### Data shown
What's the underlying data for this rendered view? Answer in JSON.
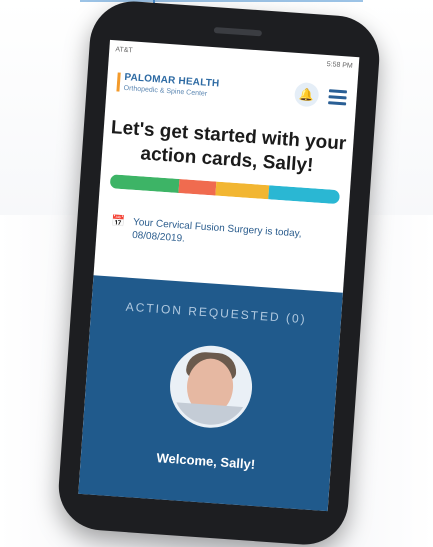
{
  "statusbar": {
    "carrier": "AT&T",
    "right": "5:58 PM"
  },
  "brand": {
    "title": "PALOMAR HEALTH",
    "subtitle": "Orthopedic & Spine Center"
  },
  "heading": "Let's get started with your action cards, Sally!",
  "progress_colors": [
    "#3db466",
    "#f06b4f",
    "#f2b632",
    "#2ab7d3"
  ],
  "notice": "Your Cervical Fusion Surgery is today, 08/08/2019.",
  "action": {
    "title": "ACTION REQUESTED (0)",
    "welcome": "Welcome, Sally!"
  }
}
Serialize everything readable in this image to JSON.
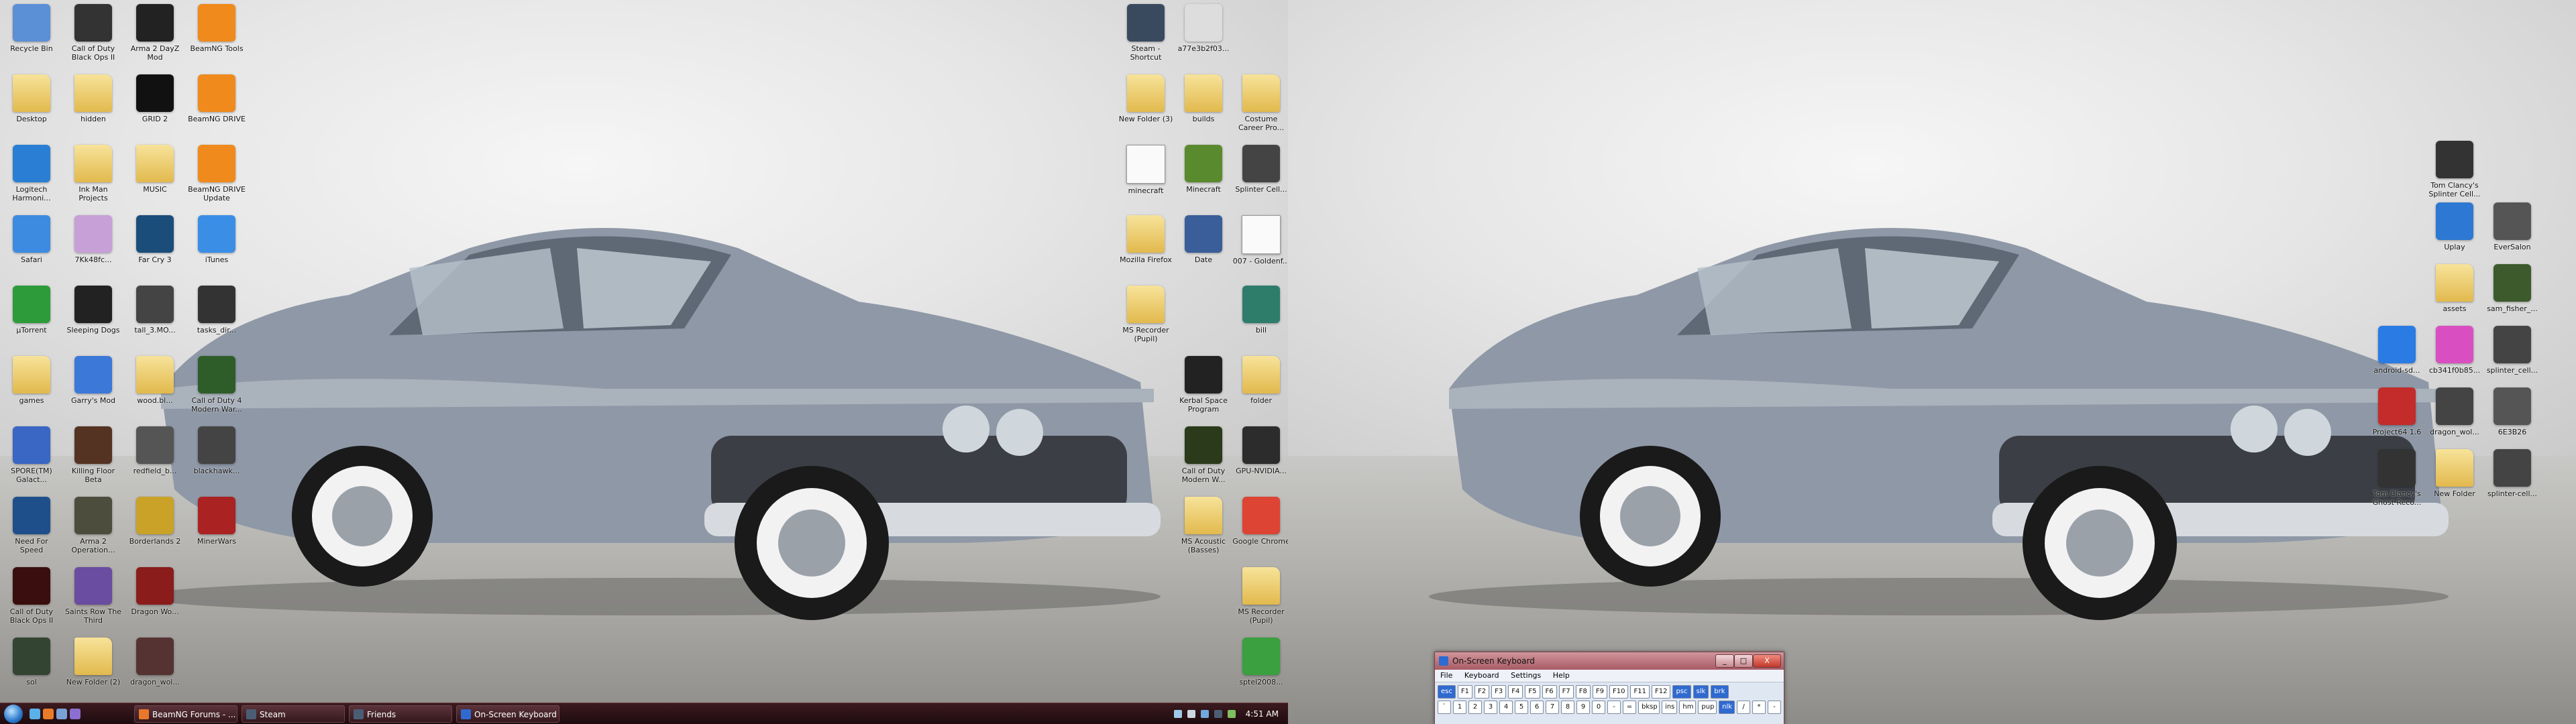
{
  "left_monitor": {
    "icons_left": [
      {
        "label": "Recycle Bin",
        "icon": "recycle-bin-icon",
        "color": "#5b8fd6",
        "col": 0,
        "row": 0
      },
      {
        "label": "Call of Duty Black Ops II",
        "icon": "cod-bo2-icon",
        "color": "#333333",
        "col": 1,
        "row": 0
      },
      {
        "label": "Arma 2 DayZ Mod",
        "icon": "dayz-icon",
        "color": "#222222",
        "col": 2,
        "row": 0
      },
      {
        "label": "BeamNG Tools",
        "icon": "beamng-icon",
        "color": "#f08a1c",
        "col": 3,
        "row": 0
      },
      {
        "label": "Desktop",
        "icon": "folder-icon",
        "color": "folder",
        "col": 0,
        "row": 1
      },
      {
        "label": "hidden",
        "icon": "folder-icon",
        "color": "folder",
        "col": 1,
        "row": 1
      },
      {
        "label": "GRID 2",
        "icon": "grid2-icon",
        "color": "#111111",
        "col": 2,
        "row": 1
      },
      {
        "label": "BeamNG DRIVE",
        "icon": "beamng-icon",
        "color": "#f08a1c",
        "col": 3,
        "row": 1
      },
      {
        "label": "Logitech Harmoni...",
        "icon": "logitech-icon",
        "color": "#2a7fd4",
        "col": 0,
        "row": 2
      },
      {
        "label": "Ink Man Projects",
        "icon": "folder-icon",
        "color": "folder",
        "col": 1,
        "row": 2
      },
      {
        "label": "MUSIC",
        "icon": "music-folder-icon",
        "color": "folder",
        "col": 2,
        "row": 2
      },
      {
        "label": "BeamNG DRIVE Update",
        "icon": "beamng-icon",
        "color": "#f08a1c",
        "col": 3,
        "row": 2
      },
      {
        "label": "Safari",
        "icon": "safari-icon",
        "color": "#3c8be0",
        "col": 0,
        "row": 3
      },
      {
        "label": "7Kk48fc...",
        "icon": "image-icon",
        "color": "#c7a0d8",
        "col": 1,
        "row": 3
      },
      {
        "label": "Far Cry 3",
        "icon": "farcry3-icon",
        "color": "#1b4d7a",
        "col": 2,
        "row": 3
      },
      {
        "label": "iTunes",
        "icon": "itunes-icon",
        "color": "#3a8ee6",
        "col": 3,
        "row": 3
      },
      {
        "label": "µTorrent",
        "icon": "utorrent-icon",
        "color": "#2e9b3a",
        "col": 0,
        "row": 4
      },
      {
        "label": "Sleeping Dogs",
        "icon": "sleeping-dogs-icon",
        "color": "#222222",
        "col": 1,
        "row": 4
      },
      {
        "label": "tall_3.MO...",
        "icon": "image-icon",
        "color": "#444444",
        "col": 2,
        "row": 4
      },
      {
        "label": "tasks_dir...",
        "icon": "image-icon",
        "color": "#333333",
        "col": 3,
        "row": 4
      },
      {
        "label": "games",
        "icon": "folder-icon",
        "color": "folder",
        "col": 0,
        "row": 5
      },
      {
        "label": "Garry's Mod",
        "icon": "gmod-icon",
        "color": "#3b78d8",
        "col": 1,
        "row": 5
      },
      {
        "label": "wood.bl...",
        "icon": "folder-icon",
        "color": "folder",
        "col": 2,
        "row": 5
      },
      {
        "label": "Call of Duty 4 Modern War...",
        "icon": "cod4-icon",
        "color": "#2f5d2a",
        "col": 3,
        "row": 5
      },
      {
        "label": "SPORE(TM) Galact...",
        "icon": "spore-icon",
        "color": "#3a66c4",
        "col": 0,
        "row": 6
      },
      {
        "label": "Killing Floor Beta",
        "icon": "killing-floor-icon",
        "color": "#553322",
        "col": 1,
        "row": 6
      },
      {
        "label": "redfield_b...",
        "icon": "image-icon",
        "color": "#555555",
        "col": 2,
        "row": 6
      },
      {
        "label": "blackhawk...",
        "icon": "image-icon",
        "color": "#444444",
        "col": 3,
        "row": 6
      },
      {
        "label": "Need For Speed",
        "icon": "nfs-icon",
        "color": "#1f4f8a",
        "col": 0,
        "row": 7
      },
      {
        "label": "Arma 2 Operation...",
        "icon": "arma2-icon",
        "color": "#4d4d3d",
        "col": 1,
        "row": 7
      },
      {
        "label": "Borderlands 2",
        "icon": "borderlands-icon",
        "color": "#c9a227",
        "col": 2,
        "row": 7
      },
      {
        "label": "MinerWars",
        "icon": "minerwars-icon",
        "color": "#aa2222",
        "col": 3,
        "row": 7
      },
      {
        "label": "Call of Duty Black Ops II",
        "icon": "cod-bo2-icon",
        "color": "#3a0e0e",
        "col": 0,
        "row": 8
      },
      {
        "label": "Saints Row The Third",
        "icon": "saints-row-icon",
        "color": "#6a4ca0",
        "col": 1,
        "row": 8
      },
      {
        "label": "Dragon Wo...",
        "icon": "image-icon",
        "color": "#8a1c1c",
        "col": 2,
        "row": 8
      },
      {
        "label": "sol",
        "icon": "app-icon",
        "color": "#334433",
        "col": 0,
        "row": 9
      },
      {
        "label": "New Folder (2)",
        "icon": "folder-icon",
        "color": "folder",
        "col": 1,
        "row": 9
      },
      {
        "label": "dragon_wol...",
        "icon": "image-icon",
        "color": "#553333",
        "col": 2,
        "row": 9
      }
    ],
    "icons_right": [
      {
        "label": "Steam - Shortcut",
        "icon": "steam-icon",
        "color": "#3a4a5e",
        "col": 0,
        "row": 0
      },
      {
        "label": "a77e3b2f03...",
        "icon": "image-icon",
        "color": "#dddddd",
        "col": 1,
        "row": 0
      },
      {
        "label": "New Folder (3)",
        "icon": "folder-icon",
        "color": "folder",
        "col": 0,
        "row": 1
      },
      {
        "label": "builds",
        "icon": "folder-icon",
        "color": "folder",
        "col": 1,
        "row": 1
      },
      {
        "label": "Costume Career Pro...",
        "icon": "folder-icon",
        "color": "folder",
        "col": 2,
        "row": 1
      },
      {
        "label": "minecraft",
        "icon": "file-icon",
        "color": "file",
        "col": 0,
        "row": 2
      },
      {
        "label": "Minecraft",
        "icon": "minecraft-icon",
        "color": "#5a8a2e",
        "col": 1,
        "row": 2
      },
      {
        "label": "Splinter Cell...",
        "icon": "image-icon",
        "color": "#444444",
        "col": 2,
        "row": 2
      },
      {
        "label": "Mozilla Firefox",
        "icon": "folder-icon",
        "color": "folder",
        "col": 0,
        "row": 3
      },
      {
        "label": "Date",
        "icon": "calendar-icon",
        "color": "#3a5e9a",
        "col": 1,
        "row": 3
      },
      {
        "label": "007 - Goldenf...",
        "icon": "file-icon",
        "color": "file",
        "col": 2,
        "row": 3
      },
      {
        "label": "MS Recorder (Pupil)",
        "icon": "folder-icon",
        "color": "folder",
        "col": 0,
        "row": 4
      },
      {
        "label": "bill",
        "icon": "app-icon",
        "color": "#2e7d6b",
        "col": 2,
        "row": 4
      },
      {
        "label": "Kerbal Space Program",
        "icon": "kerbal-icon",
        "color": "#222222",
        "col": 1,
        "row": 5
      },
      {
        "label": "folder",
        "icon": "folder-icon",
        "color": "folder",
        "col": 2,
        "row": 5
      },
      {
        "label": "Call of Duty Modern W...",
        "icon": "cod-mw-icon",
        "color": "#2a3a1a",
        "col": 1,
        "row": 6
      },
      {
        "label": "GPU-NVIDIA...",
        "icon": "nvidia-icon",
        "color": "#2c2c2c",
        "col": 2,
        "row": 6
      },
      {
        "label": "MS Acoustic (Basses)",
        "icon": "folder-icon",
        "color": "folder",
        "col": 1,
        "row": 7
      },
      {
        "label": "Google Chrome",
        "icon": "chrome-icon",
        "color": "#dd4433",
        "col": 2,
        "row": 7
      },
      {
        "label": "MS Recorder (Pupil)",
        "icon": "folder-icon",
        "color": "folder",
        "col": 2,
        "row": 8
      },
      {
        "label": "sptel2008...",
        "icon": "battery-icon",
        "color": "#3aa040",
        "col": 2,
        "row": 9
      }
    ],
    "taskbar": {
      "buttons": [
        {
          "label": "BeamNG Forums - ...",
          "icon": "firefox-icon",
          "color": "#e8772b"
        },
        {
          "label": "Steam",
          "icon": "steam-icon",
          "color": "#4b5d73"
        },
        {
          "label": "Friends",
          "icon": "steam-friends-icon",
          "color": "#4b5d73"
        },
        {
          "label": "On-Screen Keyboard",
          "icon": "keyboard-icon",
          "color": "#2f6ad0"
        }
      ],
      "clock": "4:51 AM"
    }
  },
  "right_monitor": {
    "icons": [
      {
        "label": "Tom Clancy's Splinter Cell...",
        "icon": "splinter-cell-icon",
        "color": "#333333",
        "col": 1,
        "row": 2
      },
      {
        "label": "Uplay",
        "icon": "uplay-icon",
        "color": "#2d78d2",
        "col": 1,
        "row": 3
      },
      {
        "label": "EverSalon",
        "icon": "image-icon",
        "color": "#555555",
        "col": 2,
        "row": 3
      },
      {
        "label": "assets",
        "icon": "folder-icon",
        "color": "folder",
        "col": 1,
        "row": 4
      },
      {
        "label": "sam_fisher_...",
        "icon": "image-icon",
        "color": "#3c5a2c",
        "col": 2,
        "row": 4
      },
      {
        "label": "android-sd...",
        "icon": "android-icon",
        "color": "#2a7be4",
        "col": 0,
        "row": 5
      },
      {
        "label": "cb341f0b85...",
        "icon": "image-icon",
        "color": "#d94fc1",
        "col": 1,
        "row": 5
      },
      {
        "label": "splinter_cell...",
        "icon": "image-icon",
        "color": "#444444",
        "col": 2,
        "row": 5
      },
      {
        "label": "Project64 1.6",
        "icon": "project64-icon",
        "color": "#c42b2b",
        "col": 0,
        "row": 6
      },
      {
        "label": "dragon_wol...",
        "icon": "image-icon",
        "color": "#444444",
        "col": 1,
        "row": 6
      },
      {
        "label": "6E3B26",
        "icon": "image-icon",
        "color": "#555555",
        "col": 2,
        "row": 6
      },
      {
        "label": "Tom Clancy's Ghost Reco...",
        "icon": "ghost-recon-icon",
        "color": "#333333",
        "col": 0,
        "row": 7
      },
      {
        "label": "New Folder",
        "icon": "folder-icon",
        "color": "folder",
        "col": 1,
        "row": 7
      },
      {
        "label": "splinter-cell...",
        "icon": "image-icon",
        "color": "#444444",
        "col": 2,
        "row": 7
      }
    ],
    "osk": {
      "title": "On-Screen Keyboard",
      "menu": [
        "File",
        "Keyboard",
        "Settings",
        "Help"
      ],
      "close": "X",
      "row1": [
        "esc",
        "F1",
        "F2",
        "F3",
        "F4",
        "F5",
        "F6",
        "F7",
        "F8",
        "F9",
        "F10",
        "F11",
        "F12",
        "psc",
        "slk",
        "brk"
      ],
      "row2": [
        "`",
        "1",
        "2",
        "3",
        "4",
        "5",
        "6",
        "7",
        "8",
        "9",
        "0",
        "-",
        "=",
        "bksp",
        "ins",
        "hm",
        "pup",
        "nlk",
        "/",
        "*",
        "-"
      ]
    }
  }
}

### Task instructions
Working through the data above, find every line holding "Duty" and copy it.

### Exercise answer
        "label": "Call of Duty Black Ops II",
        "label": "Call of Duty 4 Modern War...",
        "label": "Call of Duty Black Ops II",
        "label": "Call of Duty Modern W...",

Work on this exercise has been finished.